Joining Laurentian University in January 2018 as assistant professor of Precambrian Geology, my multidisciplinary research involves structural geology, mineralogy, lithogeochemistry, applied geophysics, and three-dimensional modeling to understand tectonic processes associated with Precambrian ore deposits. Field geology is a key component of my research and I am currently participating to large collaborative projects in Canada and West-Africa. Starting in Winter 2018, I am teaching the course GEOL 4016 titled Precambrian Geology.
B.Sc., M.Sc., PhD (Toulouse, France)

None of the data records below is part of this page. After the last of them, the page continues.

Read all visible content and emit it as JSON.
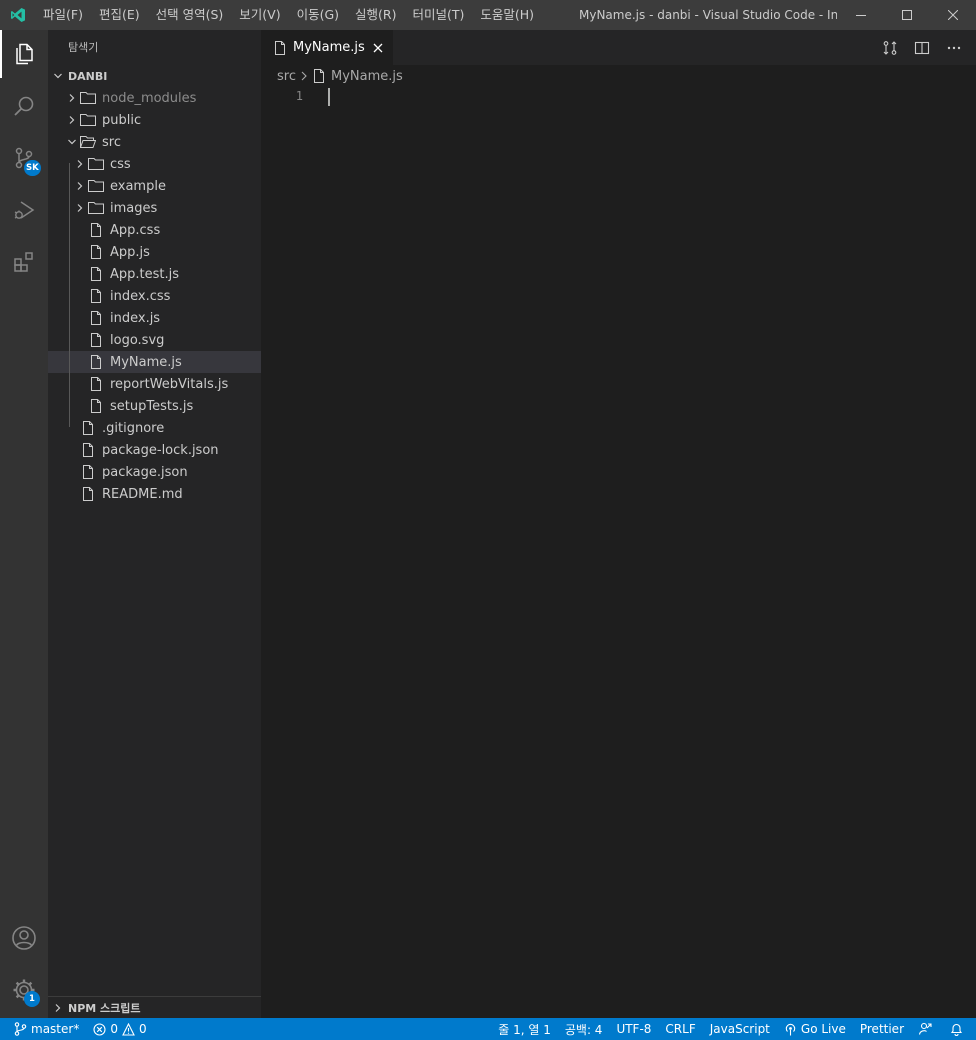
{
  "menu": [
    "파일(F)",
    "편집(E)",
    "선택 영역(S)",
    "보기(V)",
    "이동(G)",
    "실행(R)",
    "터미널(T)",
    "도움말(H)"
  ],
  "window_title": "MyName.js - danbi - Visual Studio Code - Insid...",
  "activity": {
    "scm_badge": "SK",
    "settings_badge": "1"
  },
  "sidebar": {
    "title": "탐색기",
    "section": "DANBI",
    "npm_section": "NPM 스크립트",
    "tree": [
      {
        "label": "node_modules",
        "type": "folder",
        "open": false,
        "depth": 0,
        "dim": true
      },
      {
        "label": "public",
        "type": "folder",
        "open": false,
        "depth": 0
      },
      {
        "label": "src",
        "type": "folder",
        "open": true,
        "depth": 0
      },
      {
        "label": "css",
        "type": "folder",
        "open": false,
        "depth": 1
      },
      {
        "label": "example",
        "type": "folder",
        "open": false,
        "depth": 1
      },
      {
        "label": "images",
        "type": "folder",
        "open": false,
        "depth": 1
      },
      {
        "label": "App.css",
        "type": "file",
        "depth": 1
      },
      {
        "label": "App.js",
        "type": "file",
        "depth": 1
      },
      {
        "label": "App.test.js",
        "type": "file",
        "depth": 1
      },
      {
        "label": "index.css",
        "type": "file",
        "depth": 1
      },
      {
        "label": "index.js",
        "type": "file",
        "depth": 1
      },
      {
        "label": "logo.svg",
        "type": "file",
        "depth": 1
      },
      {
        "label": "MyName.js",
        "type": "file",
        "depth": 1,
        "selected": true
      },
      {
        "label": "reportWebVitals.js",
        "type": "file",
        "depth": 1
      },
      {
        "label": "setupTests.js",
        "type": "file",
        "depth": 1
      },
      {
        "label": ".gitignore",
        "type": "file",
        "depth": 0
      },
      {
        "label": "package-lock.json",
        "type": "file",
        "depth": 0
      },
      {
        "label": "package.json",
        "type": "file",
        "depth": 0
      },
      {
        "label": "README.md",
        "type": "file",
        "depth": 0
      }
    ]
  },
  "editor": {
    "tab_label": "MyName.js",
    "breadcrumb": [
      "src",
      "MyName.js"
    ],
    "line_number": "1"
  },
  "status": {
    "branch": "master*",
    "errors": "0",
    "warnings": "0",
    "position": "줄 1, 열 1",
    "spaces": "공백: 4",
    "encoding": "UTF-8",
    "eol": "CRLF",
    "language": "JavaScript",
    "golive": "Go Live",
    "prettier": "Prettier"
  },
  "colors": {
    "accent": "#007acc",
    "logo": "#24bfa5",
    "selection": "#37373d"
  }
}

I am a field structural geologist who extensively uses mineralogical, lithogeochemical, and geophysical tools. Building two/three-dimensions, multi-scales, multi-parameters, GIS and models of Precambrian regions is common in my research. These models help in visualizing interactions between structures and mineralized/altered domains, and support further geological integration and prospectivity analyses. The main objective of my research is to characterize the favorable settings to develop Precambrian ore deposits, from the crustal to the outcrop scales, and from the Archean to the Proterozoic eons. I obtained my PhD in 2012 from the University of Toulouse (France) working on the structural evolution of one of the world most productive greenstone belt: the Ashanti Belt in Ghana, West-Africa. I subsequently held a post-doctoral research associate position at Western University for five years, working on the world-class Canadian Malartic gold deposit footprint. I’m currently involved in the NSERC-CMIC Exploration Footprints (www.cmic-footprints.ca), the AMIRA West African Exploration Initiative (www.tectonique.net/waxi3), and the Metal Earth projects.